Exp. Mr (Da)
No. of peptides
Tropomyosin alpha four chain (Tropomyosin 4)
Calreticulin precursor (CRP55) (Calregulin)
Tropomyosin alpha three chain (Tropomyosin 3)
Translationally controlled tumor protein (TCTP)
37,406 and 35,899
9.0 and 8.6
5.69 E10 and 1.17 E10
Heterogeneous nuclear ribonucleoproteins A2/B1 and Glyceraldehyde 3-phosphate dehydrogenase, liver (EC 126.96.36.199)
P22626 and P04406
54 and 48
16 and 16
51,736 and 46,142
5.0 and 5.0
3.38 E12 and 4.19 E9
ATP synthase beta chain, mitochondrial precursor (EC 188.8.131.52) and protein disulfide isomerase A6 precursor (EC 184.108.40.206)
P06576 and Q15084
41 and 41
16 and 13
51,736 and 49,671
5.0 and 4.8
4.24 E11 and 1.20 E10
ATP synthase beta chain, mitochondrial precursor (EC 220.127.116.11) and Tubulin beta-1 chain
P06576 and P07437
38 and 42
15 and 14
16,310 and 17,160
5.5 and 5.7
1.91 and 2.01
2.22 E9 and 5.89 E7
ARP2/3 complex 16 kDa subunit (P16-ARC) and Stathmin (Phosphoprotein p19) (pp19) (Oncoprotein 18)
O15511 and P16949
86 and 77
14 and 24
Deduced protein product shows significant homology to coactosin
UEV protein (ubiquitin-conjugating E2 enzyme variant)
Biological significance of some interesting identified proteins
Among the proteins which were identified by MALDI-TOF analysis, of particular interest are the down-regulated translationally controlled tumour protein (TCTP) as well as the up-regulated protein stathmin (OP18). Their roles will be briefly discussed below.
Translationally controlled tumour protein (TCTP), a three-fold down-regulated polypeptide, seems to be involved in tumour reversion, that is, in the process by which some cancer cells lose their malignant phenotype. In a recent study, Tuynder et al.  showed that TCTP is strongly down-regulated in the reversion processes of human leukemia and breast cancer cell lines.
Stathmin (Oncoprotein 18, OP18) was eight-fold up-regulated by the TSA treatment. Stathmin is a p53-regulated member of a novel class of microtubule-destabilizing proteins known to promote microtubule depolymerization during interphase and late mitosis . Thus, high levels of stathmin could induce growth arrest at the G2 to mitotic boundary [46, 47]. This suggests a cell cycle arrest at the G2 phase of Paca44 cell treated with TSA. Due to its effect of inhibiting cell proliferation via a mitotic block, the up-regulation of stathmin reported here appears to be consistent with the antitumoural activity of TSA.

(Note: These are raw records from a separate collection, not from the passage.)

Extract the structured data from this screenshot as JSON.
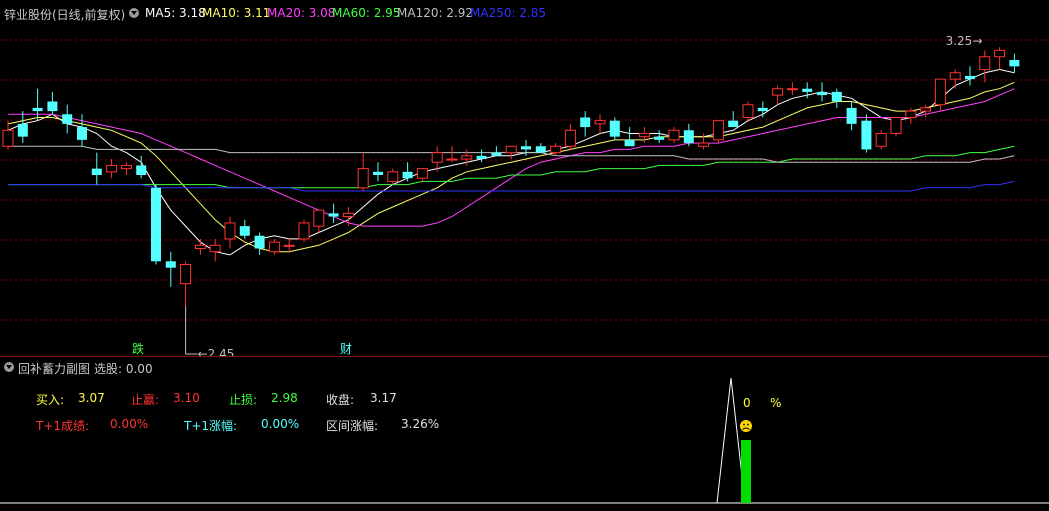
{
  "header": {
    "title": "锌业股份(日线,前复权)",
    "ma": [
      {
        "label": "MA5: 3.18",
        "color": "#ffffff"
      },
      {
        "label": "MA10: 3.11",
        "color": "#ffff66"
      },
      {
        "label": "MA20: 3.08",
        "color": "#ff40ff"
      },
      {
        "label": "MA60: 2.95",
        "color": "#40ff40"
      },
      {
        "label": "MA120: 2.92",
        "color": "#c0c0c0"
      },
      {
        "label": "MA250: 2.85",
        "color": "#3030ff"
      }
    ]
  },
  "price_labels": {
    "high": "3.25",
    "low": "2.45"
  },
  "markers": {
    "die": "跌",
    "cai": "财"
  },
  "sub_panel": {
    "title": "回补蓄力副图",
    "select_label": "选股: 0.00",
    "buy_label": "买入:",
    "buy_value": "3.07",
    "take_profit_label": "止赢:",
    "take_profit_value": "3.10",
    "stop_loss_label": "止损:",
    "stop_loss_value": "2.98",
    "close_label": "收盘:",
    "close_value": "3.17",
    "t1_success_label": "T+1成绩:",
    "t1_success_value": "0.00%",
    "t1_change_label": "T+1涨幅:",
    "t1_change_value": "0.00%",
    "range_change_label": "区间涨幅:",
    "range_change_value": "3.26%",
    "indicator_value": "0",
    "indicator_unit": "%",
    "face_icon": "sad-face-icon"
  },
  "colors": {
    "up": "#ff3232",
    "down": "#54ffff",
    "grid": "#8b0000"
  },
  "chart_data": {
    "type": "candlestick",
    "ylim": [
      2.35,
      3.32
    ],
    "candles": [
      [
        2.95,
        3.03,
        2.94,
        3.0
      ],
      [
        3.02,
        3.06,
        2.96,
        2.98
      ],
      [
        3.07,
        3.13,
        3.03,
        3.06
      ],
      [
        3.09,
        3.12,
        3.05,
        3.06
      ],
      [
        3.05,
        3.08,
        2.99,
        3.02
      ],
      [
        3.01,
        3.05,
        2.95,
        2.97
      ],
      [
        2.88,
        2.93,
        2.83,
        2.86
      ],
      [
        2.87,
        2.91,
        2.85,
        2.89
      ],
      [
        2.88,
        2.9,
        2.86,
        2.89
      ],
      [
        2.89,
        2.92,
        2.85,
        2.86
      ],
      [
        2.82,
        2.83,
        2.58,
        2.59
      ],
      [
        2.59,
        2.62,
        2.51,
        2.57
      ],
      [
        2.52,
        2.59,
        2.45,
        2.58
      ],
      [
        2.63,
        2.66,
        2.61,
        2.64
      ],
      [
        2.62,
        2.66,
        2.59,
        2.64
      ],
      [
        2.66,
        2.73,
        2.63,
        2.71
      ],
      [
        2.7,
        2.72,
        2.66,
        2.67
      ],
      [
        2.67,
        2.68,
        2.61,
        2.63
      ],
      [
        2.62,
        2.66,
        2.61,
        2.65
      ],
      [
        2.64,
        2.66,
        2.62,
        2.64
      ],
      [
        2.66,
        2.72,
        2.65,
        2.71
      ],
      [
        2.7,
        2.75,
        2.68,
        2.75
      ],
      [
        2.74,
        2.77,
        2.71,
        2.73
      ],
      [
        2.73,
        2.76,
        2.7,
        2.74
      ],
      [
        2.82,
        2.93,
        2.81,
        2.88
      ],
      [
        2.87,
        2.9,
        2.84,
        2.86
      ],
      [
        2.84,
        2.88,
        2.83,
        2.87
      ],
      [
        2.87,
        2.9,
        2.84,
        2.85
      ],
      [
        2.85,
        2.88,
        2.84,
        2.88
      ],
      [
        2.9,
        2.95,
        2.87,
        2.93
      ],
      [
        2.91,
        2.95,
        2.9,
        2.91
      ],
      [
        2.91,
        2.94,
        2.89,
        2.92
      ],
      [
        2.92,
        2.94,
        2.9,
        2.91
      ],
      [
        2.93,
        2.95,
        2.92,
        2.92
      ],
      [
        2.93,
        2.95,
        2.91,
        2.95
      ],
      [
        2.95,
        2.97,
        2.92,
        2.94
      ],
      [
        2.95,
        2.96,
        2.93,
        2.93
      ],
      [
        2.93,
        2.96,
        2.92,
        2.95
      ],
      [
        2.95,
        3.02,
        2.94,
        3.0
      ],
      [
        3.04,
        3.06,
        2.98,
        3.01
      ],
      [
        3.02,
        3.05,
        2.99,
        3.03
      ],
      [
        3.03,
        3.04,
        2.97,
        2.98
      ],
      [
        2.97,
        3.01,
        2.95,
        2.95
      ],
      [
        2.98,
        3.01,
        2.96,
        2.99
      ],
      [
        2.98,
        3.0,
        2.96,
        2.97
      ],
      [
        2.97,
        3.01,
        2.96,
        3.0
      ],
      [
        3.0,
        3.02,
        2.95,
        2.96
      ],
      [
        2.95,
        2.99,
        2.94,
        2.96
      ],
      [
        2.97,
        3.03,
        2.96,
        3.03
      ],
      [
        3.03,
        3.06,
        3.01,
        3.01
      ],
      [
        3.04,
        3.09,
        3.03,
        3.08
      ],
      [
        3.07,
        3.09,
        3.04,
        3.06
      ],
      [
        3.11,
        3.14,
        3.08,
        3.13
      ],
      [
        3.13,
        3.15,
        3.11,
        3.13
      ],
      [
        3.13,
        3.15,
        3.1,
        3.12
      ],
      [
        3.12,
        3.15,
        3.09,
        3.11
      ],
      [
        3.12,
        3.13,
        3.07,
        3.09
      ],
      [
        3.07,
        3.09,
        3.0,
        3.02
      ],
      [
        3.03,
        3.05,
        2.93,
        2.94
      ],
      [
        2.95,
        3.0,
        2.94,
        2.99
      ],
      [
        2.99,
        3.04,
        2.98,
        3.04
      ],
      [
        3.04,
        3.07,
        3.02,
        3.06
      ],
      [
        3.06,
        3.08,
        3.04,
        3.07
      ],
      [
        3.08,
        3.16,
        3.06,
        3.16
      ],
      [
        3.16,
        3.19,
        3.13,
        3.18
      ],
      [
        3.17,
        3.2,
        3.14,
        3.16
      ],
      [
        3.19,
        3.25,
        3.15,
        3.23
      ],
      [
        3.23,
        3.26,
        3.19,
        3.25
      ],
      [
        3.22,
        3.24,
        3.18,
        3.2
      ]
    ],
    "ma_lines": [
      {
        "name": "MA5",
        "color": "#ffffff",
        "values": [
          3.0,
          3.02,
          3.03,
          3.05,
          3.02,
          3.01,
          2.99,
          2.95,
          2.93,
          2.9,
          2.82,
          2.75,
          2.7,
          2.65,
          2.62,
          2.61,
          2.64,
          2.66,
          2.67,
          2.66,
          2.66,
          2.68,
          2.7,
          2.72,
          2.76,
          2.8,
          2.83,
          2.85,
          2.87,
          2.88,
          2.89,
          2.9,
          2.91,
          2.92,
          2.92,
          2.93,
          2.93,
          2.94,
          2.95,
          2.97,
          2.99,
          3.0,
          2.99,
          2.99,
          2.99,
          2.98,
          2.98,
          2.98,
          2.99,
          3.0,
          3.03,
          3.05,
          3.08,
          3.1,
          3.11,
          3.12,
          3.11,
          3.1,
          3.07,
          3.04,
          3.03,
          3.04,
          3.06,
          3.1,
          3.14,
          3.16,
          3.18,
          3.19,
          3.18
        ]
      },
      {
        "name": "MA10",
        "color": "#ffff66",
        "values": [
          3.02,
          3.03,
          3.04,
          3.04,
          3.03,
          3.02,
          3.01,
          3.0,
          2.98,
          2.96,
          2.92,
          2.87,
          2.82,
          2.77,
          2.72,
          2.68,
          2.65,
          2.63,
          2.62,
          2.62,
          2.63,
          2.64,
          2.66,
          2.68,
          2.71,
          2.74,
          2.76,
          2.78,
          2.8,
          2.82,
          2.85,
          2.87,
          2.88,
          2.89,
          2.9,
          2.91,
          2.92,
          2.93,
          2.94,
          2.95,
          2.96,
          2.97,
          2.97,
          2.97,
          2.98,
          2.98,
          2.98,
          2.98,
          2.98,
          2.99,
          3.0,
          3.01,
          3.03,
          3.05,
          3.07,
          3.08,
          3.09,
          3.09,
          3.08,
          3.07,
          3.06,
          3.06,
          3.07,
          3.08,
          3.09,
          3.1,
          3.12,
          3.13,
          3.15
        ]
      },
      {
        "name": "MA20",
        "color": "#ff40ff",
        "values": [
          3.05,
          3.05,
          3.05,
          3.05,
          3.04,
          3.03,
          3.02,
          3.01,
          3.0,
          2.99,
          2.97,
          2.95,
          2.93,
          2.91,
          2.89,
          2.87,
          2.85,
          2.83,
          2.81,
          2.79,
          2.77,
          2.75,
          2.73,
          2.71,
          2.7,
          2.7,
          2.7,
          2.7,
          2.7,
          2.71,
          2.73,
          2.76,
          2.79,
          2.82,
          2.85,
          2.88,
          2.9,
          2.91,
          2.92,
          2.93,
          2.93,
          2.94,
          2.94,
          2.95,
          2.95,
          2.95,
          2.96,
          2.96,
          2.96,
          2.97,
          2.98,
          2.99,
          3.0,
          3.01,
          3.02,
          3.03,
          3.04,
          3.04,
          3.04,
          3.04,
          3.04,
          3.04,
          3.05,
          3.06,
          3.07,
          3.08,
          3.09,
          3.11,
          3.13
        ]
      },
      {
        "name": "MA60",
        "color": "#40ff40",
        "values": [
          2.83,
          2.83,
          2.83,
          2.83,
          2.83,
          2.83,
          2.83,
          2.83,
          2.83,
          2.83,
          2.83,
          2.83,
          2.83,
          2.83,
          2.83,
          2.82,
          2.82,
          2.82,
          2.82,
          2.82,
          2.82,
          2.82,
          2.82,
          2.82,
          2.82,
          2.83,
          2.83,
          2.83,
          2.84,
          2.84,
          2.84,
          2.85,
          2.85,
          2.85,
          2.86,
          2.86,
          2.86,
          2.87,
          2.87,
          2.87,
          2.88,
          2.88,
          2.88,
          2.88,
          2.89,
          2.89,
          2.89,
          2.89,
          2.9,
          2.9,
          2.9,
          2.9,
          2.9,
          2.91,
          2.91,
          2.91,
          2.91,
          2.91,
          2.91,
          2.91,
          2.91,
          2.91,
          2.92,
          2.92,
          2.92,
          2.93,
          2.93,
          2.94,
          2.95
        ]
      },
      {
        "name": "MA120",
        "color": "#c0c0c0",
        "values": [
          2.95,
          2.95,
          2.95,
          2.95,
          2.95,
          2.95,
          2.94,
          2.94,
          2.94,
          2.94,
          2.94,
          2.94,
          2.94,
          2.94,
          2.94,
          2.93,
          2.93,
          2.93,
          2.93,
          2.93,
          2.93,
          2.93,
          2.93,
          2.93,
          2.93,
          2.93,
          2.93,
          2.93,
          2.93,
          2.93,
          2.93,
          2.93,
          2.93,
          2.93,
          2.93,
          2.93,
          2.93,
          2.92,
          2.92,
          2.92,
          2.92,
          2.92,
          2.92,
          2.92,
          2.92,
          2.92,
          2.91,
          2.91,
          2.91,
          2.91,
          2.91,
          2.91,
          2.9,
          2.9,
          2.9,
          2.9,
          2.9,
          2.9,
          2.9,
          2.9,
          2.9,
          2.9,
          2.9,
          2.9,
          2.9,
          2.9,
          2.91,
          2.91,
          2.92
        ]
      },
      {
        "name": "MA250",
        "color": "#3030ff",
        "values": [
          2.83,
          2.83,
          2.83,
          2.83,
          2.83,
          2.83,
          2.83,
          2.83,
          2.83,
          2.83,
          2.82,
          2.82,
          2.82,
          2.82,
          2.82,
          2.82,
          2.82,
          2.82,
          2.82,
          2.82,
          2.81,
          2.81,
          2.81,
          2.81,
          2.81,
          2.81,
          2.81,
          2.81,
          2.81,
          2.81,
          2.81,
          2.81,
          2.81,
          2.81,
          2.81,
          2.81,
          2.81,
          2.81,
          2.81,
          2.81,
          2.81,
          2.81,
          2.81,
          2.81,
          2.81,
          2.81,
          2.81,
          2.81,
          2.81,
          2.81,
          2.81,
          2.81,
          2.81,
          2.81,
          2.81,
          2.81,
          2.81,
          2.81,
          2.81,
          2.81,
          2.81,
          2.81,
          2.82,
          2.82,
          2.82,
          2.82,
          2.83,
          2.83,
          2.84
        ]
      }
    ],
    "signal": {
      "value": 0,
      "spike_index": 52
    }
  }
}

Principal component analysis is applied here to a dataset comprising by 18 samples belonging to control (untreated) and drug-treated pancreatic human cancer cells; the samples belong to two different cell lines: Paca44 and T3M4. PCA turned out to be a successful tool for the identification of the classes of samples present in the dataset; moreover, the loadings analysis allowed the identification of the regulatory spots, which characterise each group of samples. Thus, the treatment of both cell lines with Trichostatin A showed an appreciable effect on the proteomic pattern of the control samples. The separation of the samples into four groups by mean of the first three PCs was also confirmed by cluster analysis. The conclusion driven by PCA resulted in good agreement with those obtained from the application of the differential analysis provided by PDQuest.
The MALDI-TOF analysis performed on the Paca44 cell line allowed the identification of some of the spots differentially expressed in control versus treated Paca44 samples. The biological significance of some of the proteins differentially expressed upon TCA treatment is discussed.
Supported by grants from AIRC (Associazione Italiana Ricerca sul Cancro, Milano, Italy), FIRB 2001 (No. RBNF01KJHT), MIUR (Ministero dell’Istruzione, dell’Università e della Ricerca, Rome, Italy; COFIN 2003), Fondazione Cassa di Risparmio di Verona and the European Community, Grant No. QLG2-CT-2001-01903 and No. QLG-CT-2002-01196.